This news comes off the back of a Freedom of Information request to the now defunct council, asking for a list of ‘spends’ worth over £10,000.

Children’s play parks in the town and outlying sites such as Davagh Forest cost ratepayers £237k

The council, in one of its last meetings took the decision to order a marque worth over £25k for future events and spend a further £27,100 on 30,000 jute shopping bags with ‘Cookstown’ on the front.

These bags are often given out free at council events.

Cookstown Leisure Centre cost ratepayers almost a quarter of a million, with around £174k of that sum being spent on refurbishing the facility.

A further £26k was used to buy new equipment, while it cost £10k just to heat the place between April 2014 and 2015.

The upkeep of Mid Ulster Sports Arena, however, was 27 per cent more expensive than the leisure centre, costing £302k.

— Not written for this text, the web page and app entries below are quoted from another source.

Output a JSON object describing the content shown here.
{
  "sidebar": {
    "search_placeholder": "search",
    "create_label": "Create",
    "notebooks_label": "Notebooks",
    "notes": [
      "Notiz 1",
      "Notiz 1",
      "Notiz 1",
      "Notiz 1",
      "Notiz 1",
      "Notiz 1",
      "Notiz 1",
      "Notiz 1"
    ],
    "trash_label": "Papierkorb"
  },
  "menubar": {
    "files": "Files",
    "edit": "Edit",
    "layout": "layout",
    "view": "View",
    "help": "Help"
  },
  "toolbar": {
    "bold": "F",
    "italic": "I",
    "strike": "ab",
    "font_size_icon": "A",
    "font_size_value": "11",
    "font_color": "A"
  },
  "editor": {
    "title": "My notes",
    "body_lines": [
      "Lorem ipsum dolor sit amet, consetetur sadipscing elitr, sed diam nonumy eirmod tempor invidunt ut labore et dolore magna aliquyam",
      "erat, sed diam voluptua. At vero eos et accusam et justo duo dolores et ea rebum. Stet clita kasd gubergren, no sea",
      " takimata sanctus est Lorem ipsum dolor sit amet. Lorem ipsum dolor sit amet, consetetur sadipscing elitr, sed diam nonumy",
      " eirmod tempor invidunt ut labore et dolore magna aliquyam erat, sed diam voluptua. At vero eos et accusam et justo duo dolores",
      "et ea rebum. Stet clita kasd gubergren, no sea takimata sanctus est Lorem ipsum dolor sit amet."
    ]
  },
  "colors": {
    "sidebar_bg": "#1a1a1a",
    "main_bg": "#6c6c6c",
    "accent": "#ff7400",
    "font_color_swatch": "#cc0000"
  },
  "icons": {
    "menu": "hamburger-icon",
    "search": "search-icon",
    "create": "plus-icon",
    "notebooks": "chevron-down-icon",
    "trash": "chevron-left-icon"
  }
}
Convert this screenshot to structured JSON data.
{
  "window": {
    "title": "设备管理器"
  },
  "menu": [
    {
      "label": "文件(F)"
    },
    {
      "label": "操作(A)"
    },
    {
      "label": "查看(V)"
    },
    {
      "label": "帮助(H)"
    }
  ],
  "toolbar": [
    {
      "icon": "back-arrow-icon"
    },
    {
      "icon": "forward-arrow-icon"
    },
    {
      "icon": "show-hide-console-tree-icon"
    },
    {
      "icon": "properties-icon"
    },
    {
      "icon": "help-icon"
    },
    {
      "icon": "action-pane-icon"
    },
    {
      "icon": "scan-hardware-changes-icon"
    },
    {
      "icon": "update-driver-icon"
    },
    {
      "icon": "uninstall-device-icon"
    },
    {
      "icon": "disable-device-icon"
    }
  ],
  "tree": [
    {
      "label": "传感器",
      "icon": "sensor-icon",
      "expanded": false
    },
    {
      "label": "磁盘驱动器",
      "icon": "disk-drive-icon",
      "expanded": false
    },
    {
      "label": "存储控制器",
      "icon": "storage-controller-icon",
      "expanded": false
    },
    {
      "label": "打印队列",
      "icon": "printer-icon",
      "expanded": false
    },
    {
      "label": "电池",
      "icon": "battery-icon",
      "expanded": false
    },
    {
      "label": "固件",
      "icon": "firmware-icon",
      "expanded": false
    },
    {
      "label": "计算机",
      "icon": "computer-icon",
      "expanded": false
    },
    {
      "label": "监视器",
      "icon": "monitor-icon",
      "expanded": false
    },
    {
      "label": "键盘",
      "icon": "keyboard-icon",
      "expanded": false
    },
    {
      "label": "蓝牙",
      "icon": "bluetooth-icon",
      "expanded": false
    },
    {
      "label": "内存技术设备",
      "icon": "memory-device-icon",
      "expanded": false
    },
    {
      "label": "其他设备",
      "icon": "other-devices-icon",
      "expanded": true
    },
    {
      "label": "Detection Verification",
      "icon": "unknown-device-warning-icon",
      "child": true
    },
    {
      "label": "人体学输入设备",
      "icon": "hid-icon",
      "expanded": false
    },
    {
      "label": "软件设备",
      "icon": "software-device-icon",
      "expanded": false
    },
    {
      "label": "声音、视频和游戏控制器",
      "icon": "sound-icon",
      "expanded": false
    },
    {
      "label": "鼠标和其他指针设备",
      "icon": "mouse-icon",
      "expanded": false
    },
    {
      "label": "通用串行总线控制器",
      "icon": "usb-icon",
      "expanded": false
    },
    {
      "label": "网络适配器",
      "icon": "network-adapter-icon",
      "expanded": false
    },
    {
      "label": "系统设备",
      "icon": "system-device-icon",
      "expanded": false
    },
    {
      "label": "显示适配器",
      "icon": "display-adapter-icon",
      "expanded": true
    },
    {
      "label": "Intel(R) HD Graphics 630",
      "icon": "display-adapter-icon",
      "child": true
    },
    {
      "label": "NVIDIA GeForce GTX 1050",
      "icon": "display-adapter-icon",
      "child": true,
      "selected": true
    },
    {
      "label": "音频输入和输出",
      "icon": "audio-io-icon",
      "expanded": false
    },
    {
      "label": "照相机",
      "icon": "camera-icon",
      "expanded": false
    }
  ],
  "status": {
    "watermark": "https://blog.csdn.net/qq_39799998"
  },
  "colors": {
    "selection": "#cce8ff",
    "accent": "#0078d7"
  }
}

The most of this went on upgrading the pitches and arena (£162k) while £84k was spent on certification.

Children’s play parks in the town and outlying sites such as Davagh Forest cost ratepayers another £237k, while performance fees at the Burnavon totalled just over £10,000.

Contractor works at Davagh Forest were another £30,928.11 and on top of this Cookstown spent an astonishing £126k on the various insurances it has in place.

However, not all of the council’s expenditure went on leisure facilities - it cost residents £262,548 to put diesel in the council fleet, £82k for oil - though it is not clear if this for the oil savings scheme.

Council LED Programmes cost the ratepayers a further £236,680 and IT support was £16k over the whole year.

As well as this, the cost of sending Cookstown’s rubbish to landfill cost ratepayers almost £1.5m in tax alone, in the last financial year.

This landfill tax, which goes straight to HMRC, was originally intended to encourage organisations to find more ‘eco friendly’ ways of dealing with waste.

Cookstown council forked out an extra £242k for plant and machinery fees at Magheraglass Landfill Site.

A further £301k was spent by council on sorting and disposing of recycling - a mere 15 per cent of the total £1.9m that household waste cost.

As well as the cost of dealing with rubbish - one of the council’s essential services said its last chief, Adrian McCreesh - the council spent almost £15k on bedding flowers and a further £63k for the upkeep of outlying villages - over half of which was spent on contractor works.